Hod M, Mathiesen ER, Jovanovič L et al (2014) A randomized trial comparing perinatal outcomes using insulin detemir or neutral protamine hagedorn in type 1 diabetes. J Matern Fetal Neonatal Med 27(1):7–13PubMed


Mathiesen ER, Kinsley B, Amiel SA et al (2007) Maternal glycemic control and hypoglycemia in type 1 diabetic pregnancy: a randomized trial of insulin aspart versus human insulin in 322 pregnant women. Diabetes Care 30(4):771–776, doi: 30/4/771 [pii]PubMed


Nachum Z, Ben-Shlomo I, Weiner E, Shalev E (1999) Twice daily versus four times daily insulin dose regimens for diabetes in pregnancy: randomised controlled trial. BMJ 319(7219):1223–1227PubMedPubMedCentral


Pollex E, Moretti ME, Koren G, Feig DS (2011) Safety of insulin glargine use in pregnancy: a systematic review and meta-analysis. Ann Pharmacother 45(1):9–16. doi:10.1345/aph.1P327PubMed


Mathiesen ER, Hod M, Ivanisevic M et al (2012) Maternal efficacy and safety outcomes in a randomized, controlled trial comparing insulin detemir with NPH insulin in 310 pregnant women with type 1 diabetes.
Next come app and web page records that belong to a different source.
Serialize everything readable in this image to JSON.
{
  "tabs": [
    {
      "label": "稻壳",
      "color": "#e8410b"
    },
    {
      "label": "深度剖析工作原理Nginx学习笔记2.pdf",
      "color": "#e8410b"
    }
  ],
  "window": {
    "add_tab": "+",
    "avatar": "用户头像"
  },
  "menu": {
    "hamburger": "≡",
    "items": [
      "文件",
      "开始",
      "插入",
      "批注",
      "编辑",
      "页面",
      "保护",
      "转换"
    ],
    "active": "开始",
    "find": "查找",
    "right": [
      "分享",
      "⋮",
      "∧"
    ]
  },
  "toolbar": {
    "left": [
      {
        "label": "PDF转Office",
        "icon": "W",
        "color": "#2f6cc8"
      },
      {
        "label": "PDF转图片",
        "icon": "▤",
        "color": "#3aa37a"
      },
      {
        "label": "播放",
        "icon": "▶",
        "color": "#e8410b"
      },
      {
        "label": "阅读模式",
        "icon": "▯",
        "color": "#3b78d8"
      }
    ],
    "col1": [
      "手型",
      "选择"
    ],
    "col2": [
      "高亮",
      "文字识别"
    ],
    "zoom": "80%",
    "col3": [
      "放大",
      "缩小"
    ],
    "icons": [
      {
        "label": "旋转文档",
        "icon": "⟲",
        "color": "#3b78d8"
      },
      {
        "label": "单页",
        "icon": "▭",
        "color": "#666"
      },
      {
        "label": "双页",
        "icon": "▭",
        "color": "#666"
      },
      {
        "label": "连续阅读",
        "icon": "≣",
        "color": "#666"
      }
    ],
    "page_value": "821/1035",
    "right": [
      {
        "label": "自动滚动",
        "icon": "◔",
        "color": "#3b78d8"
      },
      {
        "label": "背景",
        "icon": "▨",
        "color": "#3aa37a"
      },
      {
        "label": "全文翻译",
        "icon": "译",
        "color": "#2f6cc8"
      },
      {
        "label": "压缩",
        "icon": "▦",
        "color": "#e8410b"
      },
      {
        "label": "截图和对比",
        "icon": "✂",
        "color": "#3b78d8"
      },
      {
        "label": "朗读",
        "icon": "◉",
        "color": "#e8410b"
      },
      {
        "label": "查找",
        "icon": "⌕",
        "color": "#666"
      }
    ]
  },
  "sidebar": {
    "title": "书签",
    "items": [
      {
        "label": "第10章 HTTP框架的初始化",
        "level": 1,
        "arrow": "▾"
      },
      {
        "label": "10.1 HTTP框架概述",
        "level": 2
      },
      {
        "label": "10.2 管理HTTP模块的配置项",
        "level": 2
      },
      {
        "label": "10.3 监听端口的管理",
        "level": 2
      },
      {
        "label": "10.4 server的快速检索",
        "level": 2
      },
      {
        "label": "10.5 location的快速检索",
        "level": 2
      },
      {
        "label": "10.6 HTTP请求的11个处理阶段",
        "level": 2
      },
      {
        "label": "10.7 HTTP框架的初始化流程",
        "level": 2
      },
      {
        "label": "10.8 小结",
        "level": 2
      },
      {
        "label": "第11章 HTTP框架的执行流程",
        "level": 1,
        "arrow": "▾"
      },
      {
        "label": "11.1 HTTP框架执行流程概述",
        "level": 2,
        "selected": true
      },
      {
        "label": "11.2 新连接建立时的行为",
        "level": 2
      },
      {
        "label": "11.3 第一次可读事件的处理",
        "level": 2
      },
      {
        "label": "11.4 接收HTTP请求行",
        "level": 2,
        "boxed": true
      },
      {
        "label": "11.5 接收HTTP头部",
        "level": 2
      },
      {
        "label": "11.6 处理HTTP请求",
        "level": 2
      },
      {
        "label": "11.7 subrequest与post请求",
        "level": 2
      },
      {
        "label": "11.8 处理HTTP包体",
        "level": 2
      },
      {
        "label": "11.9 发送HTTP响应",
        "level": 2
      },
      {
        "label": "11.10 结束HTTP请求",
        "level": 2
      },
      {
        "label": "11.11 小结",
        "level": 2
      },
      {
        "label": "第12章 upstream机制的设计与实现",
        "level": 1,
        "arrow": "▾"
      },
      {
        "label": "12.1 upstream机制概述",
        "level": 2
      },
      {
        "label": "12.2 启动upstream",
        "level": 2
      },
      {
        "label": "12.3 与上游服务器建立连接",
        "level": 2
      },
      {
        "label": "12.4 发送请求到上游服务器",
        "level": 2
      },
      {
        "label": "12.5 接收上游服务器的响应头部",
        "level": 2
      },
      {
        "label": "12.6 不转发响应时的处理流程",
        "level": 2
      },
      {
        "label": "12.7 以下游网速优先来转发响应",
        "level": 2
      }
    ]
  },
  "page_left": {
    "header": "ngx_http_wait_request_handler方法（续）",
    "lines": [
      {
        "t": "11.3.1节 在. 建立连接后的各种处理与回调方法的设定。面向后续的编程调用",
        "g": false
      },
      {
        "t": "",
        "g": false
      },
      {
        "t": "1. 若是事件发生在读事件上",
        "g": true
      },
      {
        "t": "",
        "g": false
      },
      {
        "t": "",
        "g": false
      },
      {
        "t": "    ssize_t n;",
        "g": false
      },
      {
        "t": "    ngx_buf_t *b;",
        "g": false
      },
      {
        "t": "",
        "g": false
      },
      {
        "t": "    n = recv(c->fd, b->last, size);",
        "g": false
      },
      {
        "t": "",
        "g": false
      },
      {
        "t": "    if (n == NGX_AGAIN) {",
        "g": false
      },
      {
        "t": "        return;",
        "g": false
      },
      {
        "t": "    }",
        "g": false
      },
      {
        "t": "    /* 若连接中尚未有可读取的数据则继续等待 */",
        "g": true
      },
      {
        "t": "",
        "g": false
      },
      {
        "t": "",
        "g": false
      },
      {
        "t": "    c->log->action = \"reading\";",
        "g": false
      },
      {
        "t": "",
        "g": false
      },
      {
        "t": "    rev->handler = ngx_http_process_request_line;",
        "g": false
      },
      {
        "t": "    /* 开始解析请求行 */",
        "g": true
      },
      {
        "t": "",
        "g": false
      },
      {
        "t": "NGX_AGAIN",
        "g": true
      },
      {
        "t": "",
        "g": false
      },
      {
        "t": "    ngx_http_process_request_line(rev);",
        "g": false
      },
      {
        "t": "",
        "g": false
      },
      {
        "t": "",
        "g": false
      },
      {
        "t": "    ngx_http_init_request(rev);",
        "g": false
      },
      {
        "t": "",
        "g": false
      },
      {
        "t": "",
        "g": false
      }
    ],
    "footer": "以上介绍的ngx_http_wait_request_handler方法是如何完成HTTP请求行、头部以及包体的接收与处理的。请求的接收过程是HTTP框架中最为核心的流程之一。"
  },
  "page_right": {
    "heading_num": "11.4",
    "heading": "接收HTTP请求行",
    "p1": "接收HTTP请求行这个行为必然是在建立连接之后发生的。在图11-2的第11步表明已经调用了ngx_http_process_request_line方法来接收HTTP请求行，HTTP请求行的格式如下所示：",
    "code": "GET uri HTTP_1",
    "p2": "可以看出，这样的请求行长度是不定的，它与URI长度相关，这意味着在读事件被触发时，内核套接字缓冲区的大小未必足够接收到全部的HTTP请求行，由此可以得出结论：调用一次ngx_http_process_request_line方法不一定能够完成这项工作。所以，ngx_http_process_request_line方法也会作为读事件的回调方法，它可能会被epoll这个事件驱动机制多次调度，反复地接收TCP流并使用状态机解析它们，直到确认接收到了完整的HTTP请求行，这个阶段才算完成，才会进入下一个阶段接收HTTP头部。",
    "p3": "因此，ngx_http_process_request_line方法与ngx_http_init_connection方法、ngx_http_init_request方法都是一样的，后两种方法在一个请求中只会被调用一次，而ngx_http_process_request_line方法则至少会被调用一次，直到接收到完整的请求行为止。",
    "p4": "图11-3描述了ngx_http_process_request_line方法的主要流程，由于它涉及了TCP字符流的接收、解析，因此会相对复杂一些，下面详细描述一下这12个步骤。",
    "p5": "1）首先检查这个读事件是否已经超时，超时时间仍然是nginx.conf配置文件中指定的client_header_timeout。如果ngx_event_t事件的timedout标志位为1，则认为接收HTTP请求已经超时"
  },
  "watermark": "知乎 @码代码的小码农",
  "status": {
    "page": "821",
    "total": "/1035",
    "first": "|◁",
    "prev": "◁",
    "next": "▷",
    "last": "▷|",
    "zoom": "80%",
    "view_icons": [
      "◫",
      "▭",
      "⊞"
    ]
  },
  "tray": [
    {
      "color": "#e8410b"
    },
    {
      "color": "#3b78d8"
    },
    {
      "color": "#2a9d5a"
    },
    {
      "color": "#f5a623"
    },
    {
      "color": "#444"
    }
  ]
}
Diabetes Care 35(10):2012–2017, doi: dc11-2264 [pii]PubMedPubMedCentral


Mathiesen JM, Secher AL, Ringholm L et al (2014) Changes in basal rates and bolus calculator settings in insulin pumps during pregnancy in women with type 1 diabetes. J Matern Fetal Neonatal Med 27(7):724–728PubMed


Farrar D, Tuffnell DJ, West J (2007) Continuous subcutaneous insulin infusion versus multiple daily injections of insulin for pregnant women with diabetes. Cochrane Database Syst Rev (3):CD005542


Mukhopadhyay A, Farrell T, Fraser RB, Ola B (2007) Continuous subcutaneous insulin infusion vs intensive conventional insulin therapy in pregnant diabetic women: a systematic review and metaanalysis of randomized, controlled trials. Obstet Gynecol 197(5):447–456


Hollander PA, Blonde L, Rowe R et al (2004) Efficacy and safety of inhaled insulin (exubera) compared with subcutaneous insulin therapy in patients with type 2 diabetes: results of a 6-month, randomized, comparative trial. Diabetes Care 27(10):2356–2362, doi: 27/10/2356 [pii]PubMed